Coaching elementary aged or primary aged children brings a number of obstacles that can factor your session.
Is your practice engaging enough?
Is it relevant to their stage of development?
Are they skilled enough to participate?
Are they tired after school today?
Have they had a good enough meal to provide adequate energy?
Have they had a bag of skittles 10 minutes before they stepped on the ice?
These obstacles however bizarre they may seem, are in fact very influential in what should be focused on. Another question that I ask is do you have the necessary pedagogy skills to understand their needs?
I want you to imagine yourself at 8 years old. Fun isn’t it! Knees are dirty with mud, face is covered with lunch and dinner from cheek to cheek. Now imagine being given the instruction that you are to go from one end of the field to the other in a straight line doing the same thing over and over and over and over again. Now ask yourself, how you feel? Bored will be the number 1 answer. Now imagine standing throwing a ball in the air or bouncing it on the ground, if you like, imagine stickhandling on that same spot. Do this over and over and over again! How do you feel? Bored! Have you learned the specific skill? Yes!!!!! Wrong!!! Sadly not. You have learned the technique! In a very closed environment you have learned the technique of bouncing, throwing or stickhandling. Have you learned how you should use it in the real situation? No… Do you understand the skill? No… Should we just give the players the answer and tell them when to use it?
My answer is No.
Part of skill development is the introduction of technique and applying that to the real game through conditioned small area games.
If we teach technique and then tell the players use it like this, have they developed the skill? No. You have given them a routine.
One of the major parts of skill development is problem solving. If the players are given the opportunity to problem solve from the beginning they develop a much deeper understanding of the technique and application of the skill. If the understanding is there, the application will be much more successful. Someone ask Ovi who showed him how he developed one the greatest snapshots the league has ever seen? Someone ask Ali who showed him how to be the most graceful boxer of all time? The answer is no one, they developed these styles themselves, with professional guidance ofcourse, but they became great at what they do because they had a deeper understanding, and an undeniable amount of pain, sweat and tears!!
So… How do you teach children so they gain a deeper understanding? My answer is develop as many fun games as possible and include small rules that help maintain the focus on your end goal for that session or season. If your playing games, the players are understanding!! Teaching game for understanding is, in my opinion, the best way for teaching skills and habits. For any more information or if you have any questions please don’t hesitate to email email@example.com.
Thanks for reading.

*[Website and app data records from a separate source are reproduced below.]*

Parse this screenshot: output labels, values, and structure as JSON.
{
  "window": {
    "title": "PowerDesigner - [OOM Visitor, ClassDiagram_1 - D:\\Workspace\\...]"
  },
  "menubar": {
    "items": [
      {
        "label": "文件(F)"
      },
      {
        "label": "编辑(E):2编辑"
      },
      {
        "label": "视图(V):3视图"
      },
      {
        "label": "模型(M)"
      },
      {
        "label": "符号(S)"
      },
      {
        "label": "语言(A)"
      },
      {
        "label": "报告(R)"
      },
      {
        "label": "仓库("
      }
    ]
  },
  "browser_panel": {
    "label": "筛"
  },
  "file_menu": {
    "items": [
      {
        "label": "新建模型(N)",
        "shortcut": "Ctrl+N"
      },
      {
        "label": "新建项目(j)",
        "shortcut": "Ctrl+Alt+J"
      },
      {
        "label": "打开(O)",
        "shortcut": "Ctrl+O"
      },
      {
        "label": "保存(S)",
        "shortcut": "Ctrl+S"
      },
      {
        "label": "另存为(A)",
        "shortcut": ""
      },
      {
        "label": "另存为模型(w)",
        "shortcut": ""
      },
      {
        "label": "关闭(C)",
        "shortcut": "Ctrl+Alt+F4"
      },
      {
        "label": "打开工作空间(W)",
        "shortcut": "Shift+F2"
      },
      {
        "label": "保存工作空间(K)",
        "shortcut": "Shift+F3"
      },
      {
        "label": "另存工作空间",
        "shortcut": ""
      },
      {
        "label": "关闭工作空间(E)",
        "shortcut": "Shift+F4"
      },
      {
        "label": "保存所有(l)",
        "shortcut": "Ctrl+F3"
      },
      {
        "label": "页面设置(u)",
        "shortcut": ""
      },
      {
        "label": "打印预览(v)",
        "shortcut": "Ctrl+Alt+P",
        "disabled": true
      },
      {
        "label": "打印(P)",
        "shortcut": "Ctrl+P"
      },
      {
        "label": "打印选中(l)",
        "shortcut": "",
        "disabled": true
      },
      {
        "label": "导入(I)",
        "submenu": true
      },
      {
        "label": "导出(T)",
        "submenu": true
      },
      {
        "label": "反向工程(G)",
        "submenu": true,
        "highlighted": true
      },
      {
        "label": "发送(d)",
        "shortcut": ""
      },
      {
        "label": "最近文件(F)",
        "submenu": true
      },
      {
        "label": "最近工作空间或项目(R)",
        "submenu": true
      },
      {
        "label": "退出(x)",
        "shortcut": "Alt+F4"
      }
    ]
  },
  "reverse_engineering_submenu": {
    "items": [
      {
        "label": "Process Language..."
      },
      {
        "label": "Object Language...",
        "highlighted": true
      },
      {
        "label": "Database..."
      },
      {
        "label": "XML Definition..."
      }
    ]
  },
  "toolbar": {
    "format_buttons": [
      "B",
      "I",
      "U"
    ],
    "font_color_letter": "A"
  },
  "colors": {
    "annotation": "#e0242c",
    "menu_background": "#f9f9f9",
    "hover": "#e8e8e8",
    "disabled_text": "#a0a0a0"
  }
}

Access to our entire library of videos from our annual TeamSnap Hockey Coaches Conference. You can cancel any time, although after joining a community of coaches from all over the world using the videos on a daily basis to pick up new tips and stay relevant, we doubt you will.
- Stan Butler – How to Run an Effective Practice
- Corey McNabb – The use of Technology in Hockey
- Teaching Width in Attack